EXERCISE AIM:
Please work out how many lines in the records below include the word "subtitle", and reply with that number only.

(Source records)

........

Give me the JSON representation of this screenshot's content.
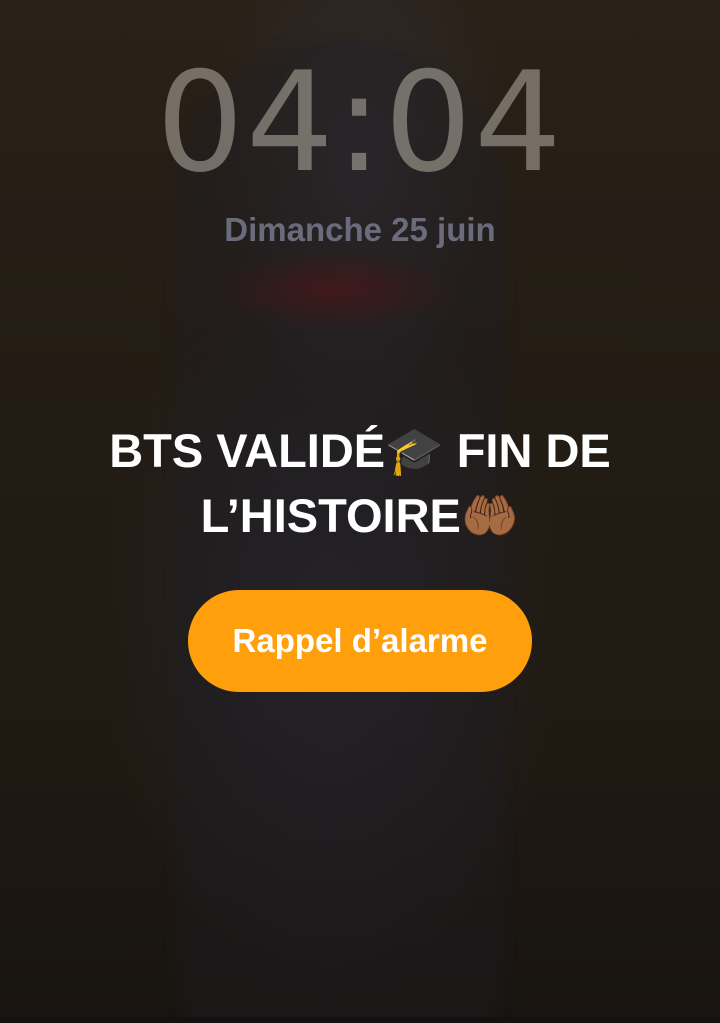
{
  "lock_screen": {
    "time": "04:04",
    "date": "Dimanche 25 juin"
  },
  "alarm": {
    "label": "BTS VALIDÉ🎓 FIN DE L’HISTOIRE🤲🏾",
    "snooze_label": "Rappel d’alarme"
  },
  "colors": {
    "snooze_button": "#fe9f0b",
    "label_text": "#ffffff"
  }
}
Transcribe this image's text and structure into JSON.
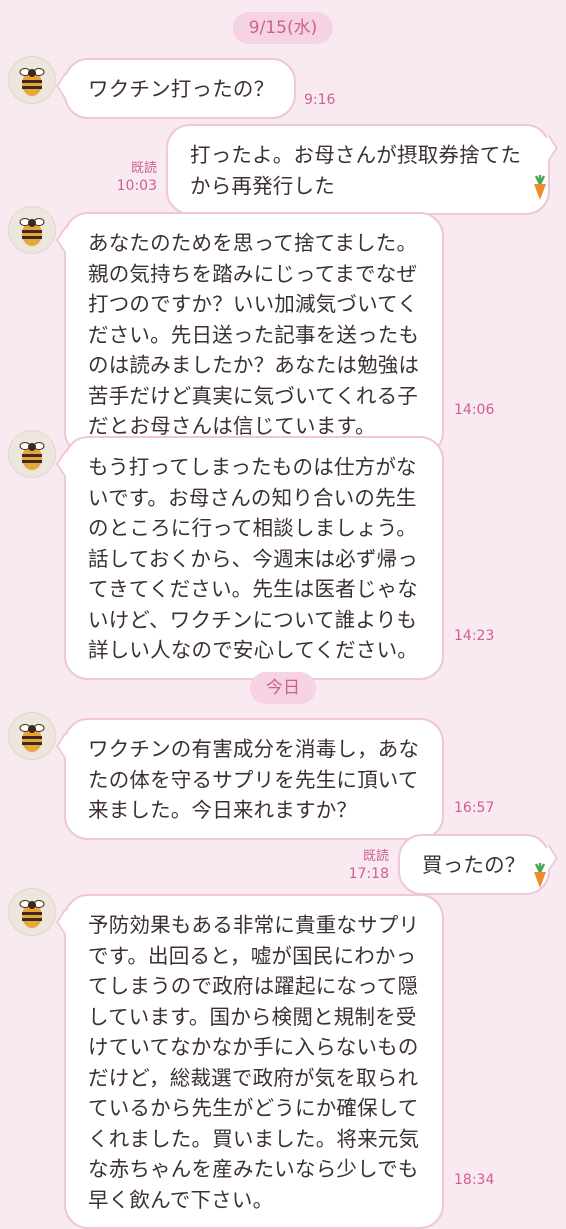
{
  "colors": {
    "background": "#f9e9f0",
    "accent": "#cf5f8e",
    "bubble_border": "#efc7d6",
    "pill_bg": "#f5d3e2"
  },
  "date_separators": [
    "9/15(水)",
    "今日"
  ],
  "messages": [
    {
      "side": "in",
      "text": "ワクチン打ったの？",
      "time": "9:16"
    },
    {
      "side": "out",
      "text": "打ったよ。お母さんが摂取券捨てた\nから再発行した",
      "read": "既読",
      "time": "10:03"
    },
    {
      "side": "in",
      "text": "あなたのためを思って捨てました。\n親の気持ちを踏みにじってまでなぜ\n打つのですか？いい加減気づいてく\nださい。先日送った記事を送ったも\nのは読みましたか？あなたは勉強は\n苦手だけど真実に気づいてくれる子\nだとお母さんは信じています。",
      "time": "14:06"
    },
    {
      "side": "in",
      "text": "もう打ってしまったものは仕方がな\nいです。お母さんの知り合いの先生\nのところに行って相談しましょう。\n話しておくから、今週末は必ず帰っ\nてきてください。先生は医者じゃな\nいけど、ワクチンについて誰よりも\n詳しい人なので安心してください。",
      "time": "14:23"
    },
    {
      "side": "in",
      "text": "ワクチンの有害成分を消毒し，あな\nたの体を守るサプリを先生に頂いて\n来ました。今日来れますか？",
      "time": "16:57"
    },
    {
      "side": "out",
      "text": "買ったの？",
      "read": "既読",
      "time": "17:18"
    },
    {
      "side": "in",
      "text": "予防効果もある非常に貴重なサプリ\nです。出回ると，嘘が国民にわかっ\nてしまうので政府は躍起になって隠\nしています。国から検閲と規制を受\nけていてなかなか手に入らないもの\nだけど，総裁選で政府が気を取られ\nているから先生がどうにか確保して\nくれました。買いました。将来元気\nな赤ちゃんを産みたいなら少しでも\n早く飲んで下さい。",
      "time": "18:34"
    }
  ],
  "icons": {
    "avatar": "bee-icon",
    "sticker": "carrot-icon"
  }
}
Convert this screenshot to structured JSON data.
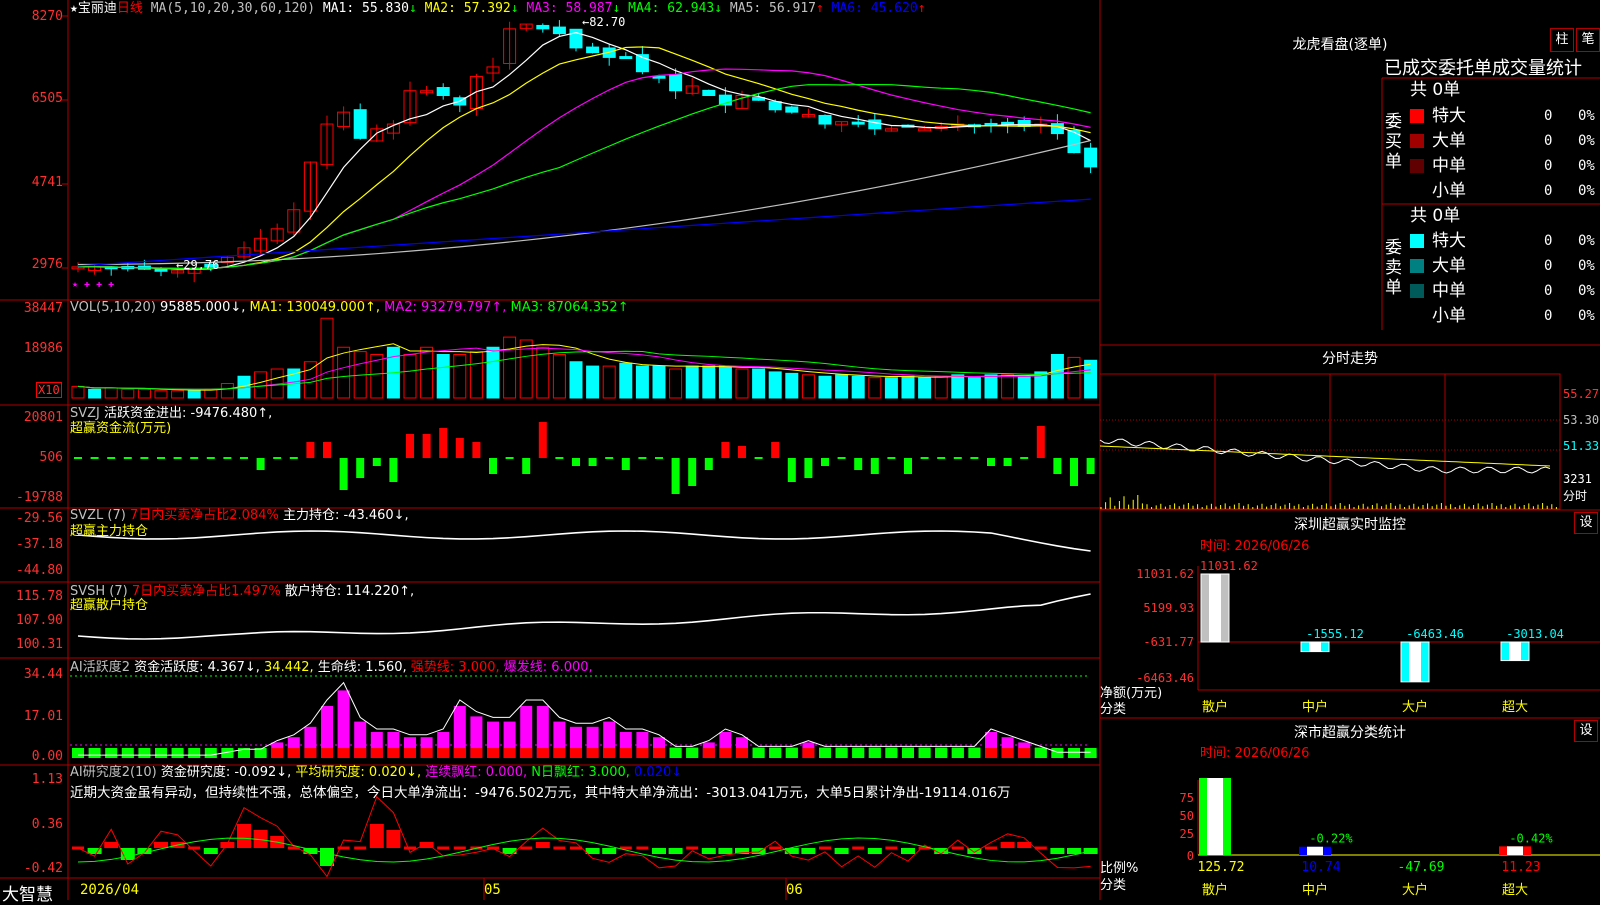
{
  "main": {
    "header": {
      "star": "★",
      "stock_name": "宝丽迪",
      "period": "日线",
      "ma_label": "MA(5,10,20,30,60,120)",
      "ma": [
        {
          "name": "MA1:",
          "value": "55.830",
          "arrow": "↓",
          "color": "#ffffff"
        },
        {
          "name": "MA2:",
          "value": "57.392",
          "arrow": "↓",
          "color": "#ffff00"
        },
        {
          "name": "MA3:",
          "value": "58.987",
          "arrow": "↓",
          "color": "#ff00ff"
        },
        {
          "name": "MA4:",
          "value": "62.943",
          "arrow": "↓",
          "color": "#00ff00"
        },
        {
          "name": "MA5:",
          "value": "56.917",
          "arrow": "↑",
          "color": "#c0c0c0"
        },
        {
          "name": "MA6:",
          "value": "45.620",
          "arrow": "↑",
          "color": "#0000ff"
        }
      ]
    },
    "y_labels": [
      "8270",
      "6505",
      "4741",
      "2976"
    ],
    "high_label": "82.70",
    "low_label": "29.76"
  },
  "vol": {
    "header": [
      {
        "text": "VOL(5,10,20)",
        "color": "#c0c0c0"
      },
      {
        "text": "95885.000↓,",
        "color": "#ffffff"
      },
      {
        "text": "MA1: 130049.000↑,",
        "color": "#ffff00"
      },
      {
        "text": "MA2: 93279.797↑,",
        "color": "#ff00ff"
      },
      {
        "text": "MA3: 87064.352↑",
        "color": "#00ff00"
      }
    ],
    "y_labels": [
      "38447",
      "18986"
    ],
    "unit": "X10"
  },
  "svzj": {
    "header": [
      {
        "text": "SVZJ",
        "color": "#c0c0c0"
      },
      {
        "text": "活跃资金进出: -9476.480↑,",
        "color": "#ffffff"
      }
    ],
    "subtitle": "超赢资金流(万元)",
    "y_labels": [
      "20801",
      "506",
      "-19788"
    ]
  },
  "svzl": {
    "header": [
      {
        "text": "SVZL (7)",
        "color": "#c0c0c0"
      },
      {
        "text": "7日内买卖净占比2.084%",
        "color": "#ff0000"
      },
      {
        "text": "主力持仓: -43.460↓,",
        "color": "#ffffff"
      }
    ],
    "subtitle": "超赢主力持仓",
    "y_labels": [
      "-29.56",
      "-37.18",
      "-44.80"
    ]
  },
  "svsh": {
    "header": [
      {
        "text": "SVSH (7)",
        "color": "#c0c0c0"
      },
      {
        "text": "7日内买卖净占比1.497%",
        "color": "#ff0000"
      },
      {
        "text": "散户持仓: 114.220↑,",
        "color": "#ffffff"
      }
    ],
    "subtitle": "超赢散户持仓",
    "y_labels": [
      "115.78",
      "107.90",
      "100.31"
    ]
  },
  "ai_active": {
    "header": [
      {
        "text": "AI活跃度2",
        "color": "#c0c0c0"
      },
      {
        "text": "资金活跃度: 4.367↓,",
        "color": "#ffffff"
      },
      {
        "text": "34.442,",
        "color": "#ffff00"
      },
      {
        "text": "生命线: 1.560,",
        "color": "#ffffff"
      },
      {
        "text": "强势线: 3.000,",
        "color": "#ff0000"
      },
      {
        "text": "爆发线: 6.000,",
        "color": "#ff00ff"
      }
    ],
    "y_labels": [
      "34.44",
      "17.01",
      "0.00"
    ]
  },
  "ai_research": {
    "header": [
      {
        "text": "AI研究度2(10)",
        "color": "#c0c0c0"
      },
      {
        "text": "资金研究度: -0.092↓,",
        "color": "#ffffff"
      },
      {
        "text": "平均研究度: 0.020↓,",
        "color": "#ffff00"
      },
      {
        "text": "连续飘红: 0.000,",
        "color": "#ff00ff"
      },
      {
        "text": "N日飘红: 3.000,",
        "color": "#00ff00"
      },
      {
        "text": "0.020↓",
        "color": "#0000ff"
      }
    ],
    "summary": "近期大资金虽有异动，但持续性不强，总体偏空，今日大单净流出：-9476.502万元，其中特大单净流出：-3013.041万元，大单5日累计净出-19114.016万",
    "y_labels": [
      "1.13",
      "0.36",
      "-0.42"
    ]
  },
  "bottom": {
    "brand": "大智慧",
    "date": "2026/04",
    "months": [
      "05",
      "06"
    ]
  },
  "right": {
    "longhu": {
      "title": "龙虎看盘(逐单)",
      "btn1": "柱",
      "btn2": "笔",
      "subtitle": "已成交委托单成交量统计",
      "buy": {
        "side_label": "委买单",
        "total": "共 0单",
        "rows": [
          {
            "name": "特大",
            "count": "0",
            "pct": "0%",
            "color": "#ff0000"
          },
          {
            "name": "大单",
            "count": "0",
            "pct": "0%",
            "color": "#a00000"
          },
          {
            "name": "中单",
            "count": "0",
            "pct": "0%",
            "color": "#600000"
          },
          {
            "name": "小单",
            "count": "0",
            "pct": "0%",
            "color": "#000000"
          }
        ]
      },
      "sell": {
        "side_label": "委卖单",
        "total": "共 0单",
        "rows": [
          {
            "name": "特大",
            "count": "0",
            "pct": "0%",
            "color": "#00ffff"
          },
          {
            "name": "大单",
            "count": "0",
            "pct": "0%",
            "color": "#008080"
          },
          {
            "name": "中单",
            "count": "0",
            "pct": "0%",
            "color": "#005a5a"
          },
          {
            "name": "小单",
            "count": "0",
            "pct": "0%",
            "color": "#000000"
          }
        ]
      }
    },
    "intraday": {
      "title": "分时走势",
      "y_labels": [
        "55.27",
        "53.30",
        "51.33"
      ],
      "vol_label": "3231",
      "unit": "分时"
    },
    "monitor": {
      "title": "深圳超赢实时监控",
      "set": "设",
      "time": "时间: 2026/06/26",
      "top_value": "11031.62",
      "y_labels": [
        "11031.62",
        "5199.93",
        "-631.77",
        "-6463.46"
      ],
      "y_axis_label": "净额(万元)",
      "x_axis_label": "分类",
      "bars": [
        {
          "name": "散户",
          "value": 11031.62,
          "label": "11031.62"
        },
        {
          "name": "中户",
          "value": -1555.12,
          "label": "-1555.12"
        },
        {
          "name": "大户",
          "value": -6463.46,
          "label": "-6463.46"
        },
        {
          "name": "超大",
          "value": -3013.04,
          "label": "-3013.04"
        }
      ]
    },
    "classify": {
      "title": "深市超赢分类统计",
      "set": "设",
      "time": "时间: 2026/06/26",
      "y_labels": [
        "75",
        "50",
        "25",
        "0"
      ],
      "y_axis_label": "比例%",
      "x_axis_label": "分类",
      "bars": [
        {
          "name": "散户",
          "value": 125.72,
          "label": "125.72"
        },
        {
          "name": "中户",
          "value": 10.74,
          "label": "10.74",
          "top": "-0.22%"
        },
        {
          "name": "大户",
          "value": -47.69,
          "label": "-47.69"
        },
        {
          "name": "超大",
          "value": 11.23,
          "label": "11.23",
          "top": "-0.42%"
        }
      ]
    }
  }
}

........

FINISHED TASK:
4